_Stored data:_
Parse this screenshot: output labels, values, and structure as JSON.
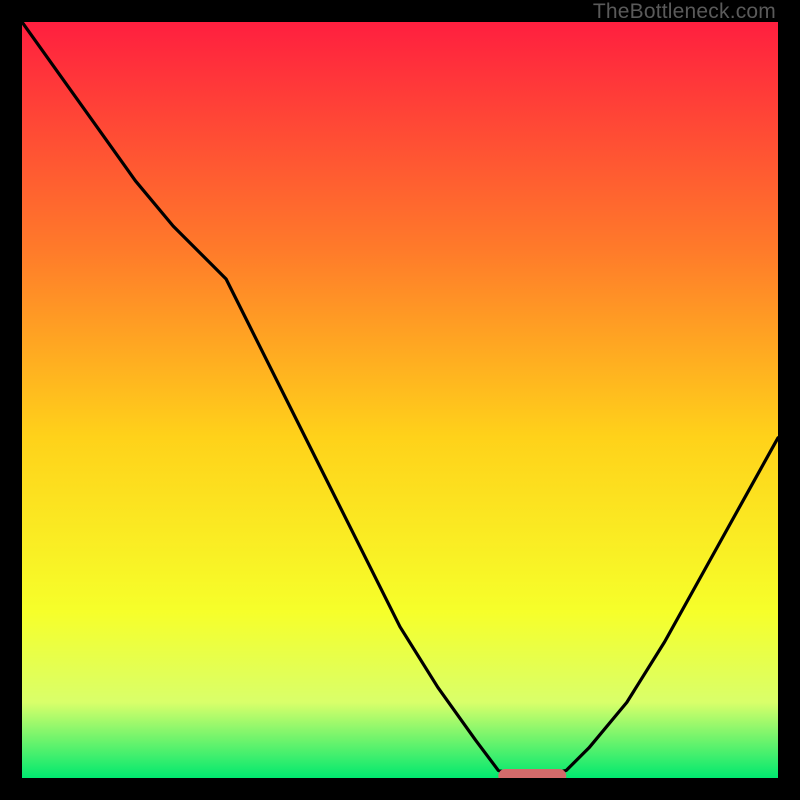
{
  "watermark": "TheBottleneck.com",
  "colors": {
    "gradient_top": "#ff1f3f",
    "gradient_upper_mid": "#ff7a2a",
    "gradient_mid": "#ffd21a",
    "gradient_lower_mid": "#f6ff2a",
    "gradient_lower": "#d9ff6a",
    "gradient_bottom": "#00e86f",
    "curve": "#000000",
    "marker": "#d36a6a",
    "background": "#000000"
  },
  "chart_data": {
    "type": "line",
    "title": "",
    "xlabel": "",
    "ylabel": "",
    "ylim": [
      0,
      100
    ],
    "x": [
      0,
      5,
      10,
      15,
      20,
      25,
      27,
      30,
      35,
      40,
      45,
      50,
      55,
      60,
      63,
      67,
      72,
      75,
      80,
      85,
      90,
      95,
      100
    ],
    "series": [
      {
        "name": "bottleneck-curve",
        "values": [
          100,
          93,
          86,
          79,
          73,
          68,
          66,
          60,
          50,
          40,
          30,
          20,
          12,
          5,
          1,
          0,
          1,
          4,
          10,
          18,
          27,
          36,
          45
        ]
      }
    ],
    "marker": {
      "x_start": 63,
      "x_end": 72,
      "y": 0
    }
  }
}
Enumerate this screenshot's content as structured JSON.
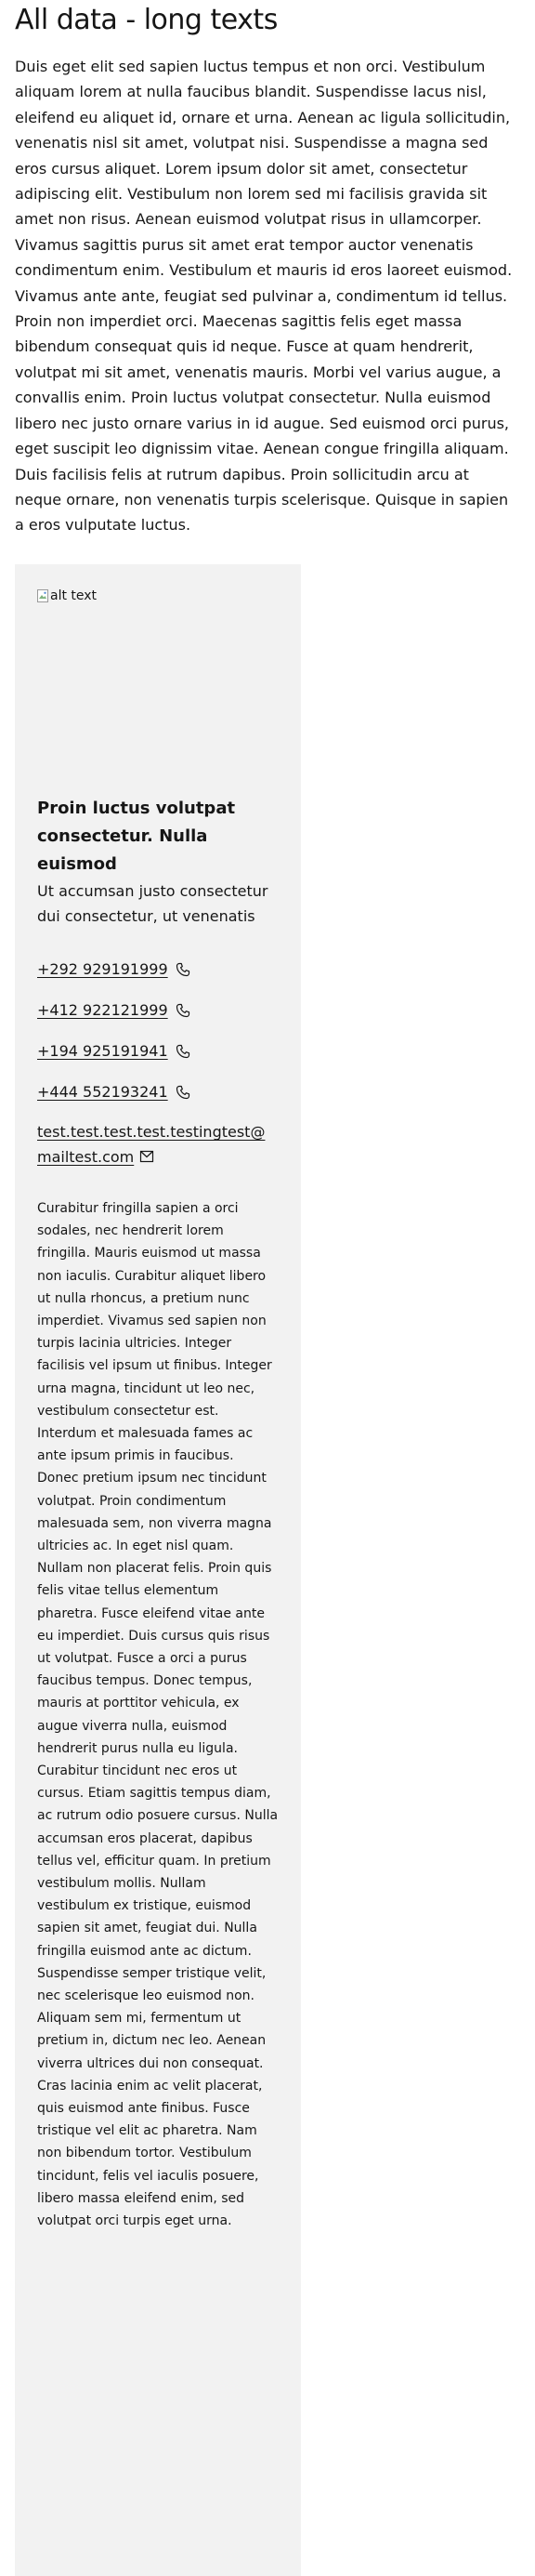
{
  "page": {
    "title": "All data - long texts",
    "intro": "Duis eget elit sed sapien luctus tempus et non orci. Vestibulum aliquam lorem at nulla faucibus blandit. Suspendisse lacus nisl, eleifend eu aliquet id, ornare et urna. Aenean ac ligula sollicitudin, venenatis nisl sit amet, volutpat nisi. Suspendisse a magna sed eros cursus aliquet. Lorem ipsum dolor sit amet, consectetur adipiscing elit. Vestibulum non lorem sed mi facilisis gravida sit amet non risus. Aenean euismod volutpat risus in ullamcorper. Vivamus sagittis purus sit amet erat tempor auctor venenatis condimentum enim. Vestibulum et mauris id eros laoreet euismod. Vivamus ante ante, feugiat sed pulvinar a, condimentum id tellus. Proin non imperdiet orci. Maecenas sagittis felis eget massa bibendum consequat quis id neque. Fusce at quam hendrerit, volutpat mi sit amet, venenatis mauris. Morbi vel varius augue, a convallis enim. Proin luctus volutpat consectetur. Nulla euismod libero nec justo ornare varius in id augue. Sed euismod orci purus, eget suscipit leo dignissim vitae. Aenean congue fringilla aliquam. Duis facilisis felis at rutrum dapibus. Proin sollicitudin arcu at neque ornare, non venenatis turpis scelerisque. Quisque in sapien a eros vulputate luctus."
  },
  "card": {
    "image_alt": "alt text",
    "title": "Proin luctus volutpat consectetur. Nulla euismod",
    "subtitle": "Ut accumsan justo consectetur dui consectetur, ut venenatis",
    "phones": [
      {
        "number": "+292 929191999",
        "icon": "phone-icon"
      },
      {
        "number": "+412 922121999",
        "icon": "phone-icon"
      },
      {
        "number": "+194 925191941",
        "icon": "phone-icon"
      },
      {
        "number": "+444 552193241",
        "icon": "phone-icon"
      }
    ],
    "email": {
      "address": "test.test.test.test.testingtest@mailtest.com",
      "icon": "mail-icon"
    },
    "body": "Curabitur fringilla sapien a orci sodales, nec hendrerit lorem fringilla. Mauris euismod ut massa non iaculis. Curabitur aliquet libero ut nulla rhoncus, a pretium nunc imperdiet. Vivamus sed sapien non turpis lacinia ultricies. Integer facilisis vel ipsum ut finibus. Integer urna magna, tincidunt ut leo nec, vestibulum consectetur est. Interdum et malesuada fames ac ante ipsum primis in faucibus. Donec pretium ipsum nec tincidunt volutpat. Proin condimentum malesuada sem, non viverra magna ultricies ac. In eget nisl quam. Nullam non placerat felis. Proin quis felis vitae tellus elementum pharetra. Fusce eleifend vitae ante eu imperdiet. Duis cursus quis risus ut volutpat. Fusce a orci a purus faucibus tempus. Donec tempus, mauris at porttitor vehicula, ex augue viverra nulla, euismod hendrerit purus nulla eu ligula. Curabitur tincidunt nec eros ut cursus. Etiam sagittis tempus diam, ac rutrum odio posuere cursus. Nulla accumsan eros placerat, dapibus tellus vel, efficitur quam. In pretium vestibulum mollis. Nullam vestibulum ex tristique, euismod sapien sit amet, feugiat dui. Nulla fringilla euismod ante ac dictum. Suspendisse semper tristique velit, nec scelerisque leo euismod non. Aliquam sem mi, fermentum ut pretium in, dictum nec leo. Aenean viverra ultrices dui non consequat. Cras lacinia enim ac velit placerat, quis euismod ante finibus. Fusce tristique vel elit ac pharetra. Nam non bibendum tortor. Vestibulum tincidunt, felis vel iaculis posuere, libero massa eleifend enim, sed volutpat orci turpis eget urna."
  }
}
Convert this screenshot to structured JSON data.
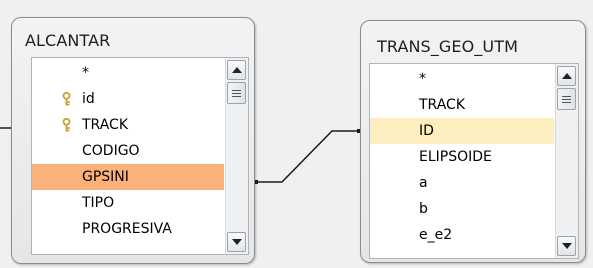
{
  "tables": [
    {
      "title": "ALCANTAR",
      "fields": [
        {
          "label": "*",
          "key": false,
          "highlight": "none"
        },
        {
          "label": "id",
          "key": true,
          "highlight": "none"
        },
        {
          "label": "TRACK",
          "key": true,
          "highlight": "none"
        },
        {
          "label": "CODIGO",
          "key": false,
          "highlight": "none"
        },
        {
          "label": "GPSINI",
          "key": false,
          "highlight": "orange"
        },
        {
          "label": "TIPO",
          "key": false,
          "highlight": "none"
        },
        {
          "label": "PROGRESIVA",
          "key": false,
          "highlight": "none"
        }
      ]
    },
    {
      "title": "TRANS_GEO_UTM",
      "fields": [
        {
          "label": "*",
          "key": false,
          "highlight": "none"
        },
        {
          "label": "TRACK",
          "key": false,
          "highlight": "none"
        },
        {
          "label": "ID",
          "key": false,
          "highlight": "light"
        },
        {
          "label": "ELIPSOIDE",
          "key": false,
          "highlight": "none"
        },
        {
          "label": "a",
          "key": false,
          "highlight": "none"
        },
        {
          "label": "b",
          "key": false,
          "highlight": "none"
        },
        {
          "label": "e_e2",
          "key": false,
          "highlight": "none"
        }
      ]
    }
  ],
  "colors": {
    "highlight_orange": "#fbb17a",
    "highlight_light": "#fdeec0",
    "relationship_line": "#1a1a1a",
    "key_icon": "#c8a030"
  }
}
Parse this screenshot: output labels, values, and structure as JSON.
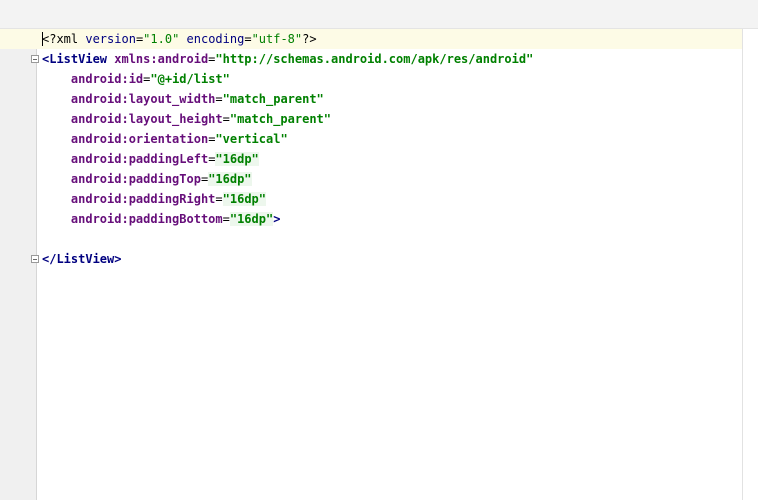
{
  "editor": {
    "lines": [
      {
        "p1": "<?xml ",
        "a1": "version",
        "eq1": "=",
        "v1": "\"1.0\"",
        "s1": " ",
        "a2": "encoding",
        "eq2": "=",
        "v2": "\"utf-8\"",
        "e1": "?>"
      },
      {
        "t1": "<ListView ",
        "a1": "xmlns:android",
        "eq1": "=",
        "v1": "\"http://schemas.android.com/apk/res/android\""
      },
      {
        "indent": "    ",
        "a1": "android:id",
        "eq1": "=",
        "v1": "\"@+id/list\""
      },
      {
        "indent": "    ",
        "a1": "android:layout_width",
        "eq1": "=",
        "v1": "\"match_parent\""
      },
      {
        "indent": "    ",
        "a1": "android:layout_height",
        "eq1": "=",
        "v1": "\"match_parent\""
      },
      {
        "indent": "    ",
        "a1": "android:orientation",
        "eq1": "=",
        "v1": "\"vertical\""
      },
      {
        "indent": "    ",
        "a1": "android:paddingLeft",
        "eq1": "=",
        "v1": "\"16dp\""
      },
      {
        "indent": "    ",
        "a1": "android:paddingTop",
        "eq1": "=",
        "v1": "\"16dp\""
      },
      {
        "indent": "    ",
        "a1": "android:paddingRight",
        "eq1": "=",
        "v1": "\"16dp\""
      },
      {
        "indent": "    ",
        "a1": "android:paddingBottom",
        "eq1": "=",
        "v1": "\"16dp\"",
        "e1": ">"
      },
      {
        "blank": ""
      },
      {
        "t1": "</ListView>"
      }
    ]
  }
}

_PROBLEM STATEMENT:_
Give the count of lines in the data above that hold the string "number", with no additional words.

_SOLUTION FOR THIS TASK:_
4